perspective right from the get-go. It also feels manufactured from a random scrip generator.
For example, you just know that when Adam hooks up with Emma in
that posh nightclub that she will indeed return in the film later as –
gasp! – a worker at the company he’s trying to infiltrate.
Then there’s the notion that two massively successful and
enterprising tech corporations are hellishly fighting over smart phone
technology that – as far as I can tell from this film – is not
altogether that radical or revolutionary.
Furthermore, why on earth would Wyatt form a master plan to get
what he wants from Eikon, only to rely on an untrustworthy man like Adam,
who has proven himself to be a deceitful person to Wyatt? Also, for a man as supposedly intelligent and savvy like
Goddard, he sure seems to have a great deal of difficulty suspecting that
Adam’s motives may indeed be impure.
Outside of a lack of a brain in its head, the film’s screenplay
just lacks any sense of a pulse or nail-biting forward momentum.
performances in the film range from adequate to middling to embarrassing.
As for the adequate, I did like the appearance of Richard Dreyfus
as Adam’s ill father, who gives the film a glimmer of interest when
he’s on screen (granted, there’s no real reason for this extraneous
character to exist in the film in the first place).
As for the middling, Oldman and Ford – sharing screen time
together for the first time since 1997's AIR FORCE ONE – certainly do
create some sparks of intrigue when they do perform opposite of one
another, but their time together is egregiously short lived.

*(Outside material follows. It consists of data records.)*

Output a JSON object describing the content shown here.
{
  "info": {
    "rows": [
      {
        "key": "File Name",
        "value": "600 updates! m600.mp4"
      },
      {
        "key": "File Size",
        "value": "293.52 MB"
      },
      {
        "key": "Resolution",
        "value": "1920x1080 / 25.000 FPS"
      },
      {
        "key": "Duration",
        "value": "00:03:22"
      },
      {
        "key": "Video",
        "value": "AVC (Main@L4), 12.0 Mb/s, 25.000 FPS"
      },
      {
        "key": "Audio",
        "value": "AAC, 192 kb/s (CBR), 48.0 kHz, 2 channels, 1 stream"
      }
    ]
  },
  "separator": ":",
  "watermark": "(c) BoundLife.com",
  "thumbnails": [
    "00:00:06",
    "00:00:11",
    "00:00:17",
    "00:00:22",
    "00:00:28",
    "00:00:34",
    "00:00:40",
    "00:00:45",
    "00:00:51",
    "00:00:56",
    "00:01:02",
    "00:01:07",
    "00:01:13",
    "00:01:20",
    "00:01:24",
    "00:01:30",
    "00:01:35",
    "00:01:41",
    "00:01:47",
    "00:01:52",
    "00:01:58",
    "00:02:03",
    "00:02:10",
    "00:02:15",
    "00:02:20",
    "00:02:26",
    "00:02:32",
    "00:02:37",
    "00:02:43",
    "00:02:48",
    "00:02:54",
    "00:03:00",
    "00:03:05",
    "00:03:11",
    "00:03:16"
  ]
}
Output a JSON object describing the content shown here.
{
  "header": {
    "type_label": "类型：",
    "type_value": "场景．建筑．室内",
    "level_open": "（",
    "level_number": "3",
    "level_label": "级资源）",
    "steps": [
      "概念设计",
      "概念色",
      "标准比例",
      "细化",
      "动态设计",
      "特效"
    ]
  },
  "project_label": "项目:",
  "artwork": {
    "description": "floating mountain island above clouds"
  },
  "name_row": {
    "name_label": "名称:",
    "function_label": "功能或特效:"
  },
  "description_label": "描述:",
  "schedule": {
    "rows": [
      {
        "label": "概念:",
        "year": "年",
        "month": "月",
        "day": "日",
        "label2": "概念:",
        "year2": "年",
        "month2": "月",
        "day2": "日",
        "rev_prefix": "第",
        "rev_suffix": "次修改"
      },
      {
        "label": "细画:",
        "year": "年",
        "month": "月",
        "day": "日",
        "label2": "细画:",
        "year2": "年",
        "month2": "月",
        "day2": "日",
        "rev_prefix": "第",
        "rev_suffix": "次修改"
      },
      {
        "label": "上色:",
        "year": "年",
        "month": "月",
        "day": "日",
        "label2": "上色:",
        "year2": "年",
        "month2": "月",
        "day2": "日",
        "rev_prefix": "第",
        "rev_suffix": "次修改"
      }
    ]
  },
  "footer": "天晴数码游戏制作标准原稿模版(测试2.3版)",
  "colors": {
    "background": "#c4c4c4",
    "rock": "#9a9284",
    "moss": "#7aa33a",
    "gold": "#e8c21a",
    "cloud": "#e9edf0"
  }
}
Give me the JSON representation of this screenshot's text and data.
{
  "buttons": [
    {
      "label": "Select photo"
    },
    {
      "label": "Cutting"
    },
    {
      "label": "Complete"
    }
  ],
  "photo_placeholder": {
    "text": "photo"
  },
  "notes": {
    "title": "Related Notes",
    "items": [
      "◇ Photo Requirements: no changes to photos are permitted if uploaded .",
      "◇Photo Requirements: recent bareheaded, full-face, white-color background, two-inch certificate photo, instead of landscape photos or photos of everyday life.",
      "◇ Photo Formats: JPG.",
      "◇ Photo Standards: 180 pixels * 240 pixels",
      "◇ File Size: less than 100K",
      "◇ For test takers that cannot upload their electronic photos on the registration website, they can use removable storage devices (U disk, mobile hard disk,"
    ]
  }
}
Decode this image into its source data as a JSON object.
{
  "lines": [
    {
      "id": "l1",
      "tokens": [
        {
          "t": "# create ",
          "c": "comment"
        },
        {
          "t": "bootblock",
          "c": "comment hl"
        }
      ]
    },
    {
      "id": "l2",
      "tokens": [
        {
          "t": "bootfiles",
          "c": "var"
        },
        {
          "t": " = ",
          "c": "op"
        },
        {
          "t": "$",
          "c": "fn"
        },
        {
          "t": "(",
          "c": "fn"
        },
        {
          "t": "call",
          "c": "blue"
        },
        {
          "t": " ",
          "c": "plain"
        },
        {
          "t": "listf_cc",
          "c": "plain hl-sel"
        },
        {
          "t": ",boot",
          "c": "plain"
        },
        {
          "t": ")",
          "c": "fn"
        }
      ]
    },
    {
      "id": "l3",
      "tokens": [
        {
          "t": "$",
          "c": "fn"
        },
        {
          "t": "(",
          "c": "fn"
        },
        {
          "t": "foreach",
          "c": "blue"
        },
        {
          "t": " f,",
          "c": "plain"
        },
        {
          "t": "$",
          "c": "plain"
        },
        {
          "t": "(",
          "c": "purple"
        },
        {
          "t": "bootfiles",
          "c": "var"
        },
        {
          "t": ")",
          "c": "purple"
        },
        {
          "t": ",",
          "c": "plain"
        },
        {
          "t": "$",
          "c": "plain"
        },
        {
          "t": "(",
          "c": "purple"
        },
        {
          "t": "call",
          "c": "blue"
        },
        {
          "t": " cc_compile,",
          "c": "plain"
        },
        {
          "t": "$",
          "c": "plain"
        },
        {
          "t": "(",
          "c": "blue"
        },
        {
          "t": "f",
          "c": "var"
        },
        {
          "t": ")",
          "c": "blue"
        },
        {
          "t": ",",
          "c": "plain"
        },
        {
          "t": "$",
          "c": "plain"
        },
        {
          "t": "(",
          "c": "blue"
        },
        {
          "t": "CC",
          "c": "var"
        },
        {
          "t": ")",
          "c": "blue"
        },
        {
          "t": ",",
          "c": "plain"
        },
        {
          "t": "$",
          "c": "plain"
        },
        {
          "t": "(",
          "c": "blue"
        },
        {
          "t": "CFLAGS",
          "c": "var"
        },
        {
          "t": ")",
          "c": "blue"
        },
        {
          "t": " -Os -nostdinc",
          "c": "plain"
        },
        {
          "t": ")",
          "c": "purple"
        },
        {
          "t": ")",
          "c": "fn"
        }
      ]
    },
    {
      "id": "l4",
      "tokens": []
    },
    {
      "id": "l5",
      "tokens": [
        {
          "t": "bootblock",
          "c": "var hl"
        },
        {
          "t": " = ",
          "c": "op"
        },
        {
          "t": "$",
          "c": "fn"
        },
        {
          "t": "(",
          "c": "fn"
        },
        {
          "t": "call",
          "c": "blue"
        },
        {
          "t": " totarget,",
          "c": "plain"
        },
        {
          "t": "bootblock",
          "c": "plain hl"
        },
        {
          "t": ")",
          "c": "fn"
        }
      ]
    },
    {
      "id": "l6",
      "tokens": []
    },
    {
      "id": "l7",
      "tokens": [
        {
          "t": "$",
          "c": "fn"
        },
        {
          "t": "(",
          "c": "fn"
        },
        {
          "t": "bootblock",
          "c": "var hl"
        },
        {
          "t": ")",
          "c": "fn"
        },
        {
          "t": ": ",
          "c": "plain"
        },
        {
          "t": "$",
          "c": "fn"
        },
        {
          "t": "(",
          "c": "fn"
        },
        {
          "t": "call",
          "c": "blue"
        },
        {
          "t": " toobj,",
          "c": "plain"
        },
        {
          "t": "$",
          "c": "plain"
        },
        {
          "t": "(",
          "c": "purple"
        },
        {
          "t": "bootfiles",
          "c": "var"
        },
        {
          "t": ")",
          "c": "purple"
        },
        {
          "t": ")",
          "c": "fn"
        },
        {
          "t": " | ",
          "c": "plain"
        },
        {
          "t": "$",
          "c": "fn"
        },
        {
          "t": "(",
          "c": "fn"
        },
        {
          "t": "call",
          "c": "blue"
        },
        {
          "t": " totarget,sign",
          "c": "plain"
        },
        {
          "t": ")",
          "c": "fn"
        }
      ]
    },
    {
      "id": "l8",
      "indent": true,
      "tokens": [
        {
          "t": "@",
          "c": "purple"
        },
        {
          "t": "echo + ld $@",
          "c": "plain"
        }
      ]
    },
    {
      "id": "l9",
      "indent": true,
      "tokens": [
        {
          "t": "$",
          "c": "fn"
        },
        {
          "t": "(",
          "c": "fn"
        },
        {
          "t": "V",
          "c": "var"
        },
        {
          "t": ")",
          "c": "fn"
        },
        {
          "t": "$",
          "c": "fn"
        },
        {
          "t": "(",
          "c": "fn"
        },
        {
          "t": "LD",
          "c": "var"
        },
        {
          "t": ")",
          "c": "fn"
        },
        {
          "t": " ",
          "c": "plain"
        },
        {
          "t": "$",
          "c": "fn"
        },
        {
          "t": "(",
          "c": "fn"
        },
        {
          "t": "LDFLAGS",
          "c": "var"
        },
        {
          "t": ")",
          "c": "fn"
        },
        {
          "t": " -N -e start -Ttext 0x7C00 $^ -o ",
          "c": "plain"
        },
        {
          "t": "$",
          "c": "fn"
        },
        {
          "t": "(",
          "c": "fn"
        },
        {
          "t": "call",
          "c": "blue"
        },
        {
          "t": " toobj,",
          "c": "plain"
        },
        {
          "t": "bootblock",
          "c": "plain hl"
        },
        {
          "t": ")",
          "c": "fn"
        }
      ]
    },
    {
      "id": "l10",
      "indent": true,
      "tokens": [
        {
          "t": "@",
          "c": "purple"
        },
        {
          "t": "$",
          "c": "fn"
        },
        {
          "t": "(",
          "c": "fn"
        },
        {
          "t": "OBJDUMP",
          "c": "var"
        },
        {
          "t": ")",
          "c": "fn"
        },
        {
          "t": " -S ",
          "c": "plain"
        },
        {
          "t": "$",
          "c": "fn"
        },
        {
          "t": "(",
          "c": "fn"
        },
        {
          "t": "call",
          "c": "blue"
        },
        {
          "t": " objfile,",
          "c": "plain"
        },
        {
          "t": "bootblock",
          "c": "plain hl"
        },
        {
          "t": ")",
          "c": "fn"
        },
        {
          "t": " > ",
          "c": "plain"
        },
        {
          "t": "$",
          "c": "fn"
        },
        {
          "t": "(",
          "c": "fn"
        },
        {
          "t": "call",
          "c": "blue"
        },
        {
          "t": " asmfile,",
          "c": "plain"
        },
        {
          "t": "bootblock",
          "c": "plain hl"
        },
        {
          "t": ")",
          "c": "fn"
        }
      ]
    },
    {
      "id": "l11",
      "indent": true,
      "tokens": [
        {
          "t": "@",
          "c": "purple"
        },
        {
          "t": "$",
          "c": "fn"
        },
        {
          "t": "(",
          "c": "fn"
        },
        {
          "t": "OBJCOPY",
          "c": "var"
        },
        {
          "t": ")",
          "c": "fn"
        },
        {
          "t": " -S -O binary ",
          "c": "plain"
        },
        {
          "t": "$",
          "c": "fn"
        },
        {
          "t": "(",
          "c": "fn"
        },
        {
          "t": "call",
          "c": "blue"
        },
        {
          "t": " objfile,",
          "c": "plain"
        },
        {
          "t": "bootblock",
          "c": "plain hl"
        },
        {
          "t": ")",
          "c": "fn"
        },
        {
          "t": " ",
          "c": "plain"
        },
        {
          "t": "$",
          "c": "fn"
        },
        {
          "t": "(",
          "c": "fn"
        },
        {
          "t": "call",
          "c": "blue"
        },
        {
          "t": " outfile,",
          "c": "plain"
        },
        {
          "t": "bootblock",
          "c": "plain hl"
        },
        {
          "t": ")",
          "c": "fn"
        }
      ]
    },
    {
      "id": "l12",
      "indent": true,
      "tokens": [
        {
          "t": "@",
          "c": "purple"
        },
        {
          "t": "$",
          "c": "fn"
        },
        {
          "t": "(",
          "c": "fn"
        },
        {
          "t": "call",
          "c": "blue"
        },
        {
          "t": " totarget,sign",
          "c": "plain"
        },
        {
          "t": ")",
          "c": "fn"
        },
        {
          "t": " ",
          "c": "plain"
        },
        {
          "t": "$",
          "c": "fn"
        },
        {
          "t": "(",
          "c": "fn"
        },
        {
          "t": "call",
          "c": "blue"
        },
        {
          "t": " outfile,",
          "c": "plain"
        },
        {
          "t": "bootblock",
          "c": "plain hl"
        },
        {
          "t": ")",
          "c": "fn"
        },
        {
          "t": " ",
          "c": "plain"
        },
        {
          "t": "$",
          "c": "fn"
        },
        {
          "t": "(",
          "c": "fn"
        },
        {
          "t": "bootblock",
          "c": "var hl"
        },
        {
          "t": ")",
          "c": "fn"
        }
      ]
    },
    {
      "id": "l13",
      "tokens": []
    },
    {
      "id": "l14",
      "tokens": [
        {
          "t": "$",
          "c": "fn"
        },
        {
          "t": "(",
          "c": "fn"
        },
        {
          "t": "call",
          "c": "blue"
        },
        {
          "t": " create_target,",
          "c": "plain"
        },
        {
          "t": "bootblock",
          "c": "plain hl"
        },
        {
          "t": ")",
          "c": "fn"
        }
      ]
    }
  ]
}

Oldman is in pure salivating villain mode and Ford seems to be
lazily phoning it in for a paycheck.
As for embarrassing, Hemsworth is indeed a very handsome actor, but
he genuinely seems psychologically and emotionally empty throughout the
film. He looks the part, but
never inhabits it thoroughly; imagine what a young Christian Bale could
have done with the same role. Amber
Heard, also physically fetching, is pure window dressing here with not much
of a character to play. Her
would-be steamy love scenes with Hemsworth have all the passion of a
director Robert Luketic previously made a thriller that I did enjoy, 21,
which chronicled the world of underground gambling.
Here, though, he simply seems to have no idea of what kind of film
he’s trying to quarterback. He
tries, I think, to overcome all of PARANOIA’s short-sightedness from a
script perspective by infusing the film with flashy and overly stylish
visual flourishes at times that only serves to further embellish the
film’s desperation. When he
attempts to build the film to what I’m sure was supposed to be an
enthralling conclusion where Adam, Wyatt, and Goddard all lock horns in
the same room, it comes off as so aggressively anti-climatic that you
begin to question to very smarts of men like the two corporate
heavyweights. How could men
so cunning and ruthless be so easily manipulated by such a greenhorn like
PARANOIA frankly left me asking far too many inane questions, which really sullied my full enjoyment of it. I’m quite sure that, at least during the inception phase, there was a good film to be made from this material, but the end result feels barely like first draft material. Perhaps the film’s biggest blunder is that it misuses the talents of actors like Oldman and Ford, and you know you’re in trouble when you can't make a film even remotely interesting when you have the likes of them appearing in it. With a shortage of actual thrills, a squandered cast, and methodically dull and conventional scripting, PARANOIA scarcely registers above the petty moniker of a curiosity piece. There’s a reason that this film all but disappeared ever-so-quickly after its theatrical release in August: it’s got that dubious qualitative direct-to-video vibe written all over it.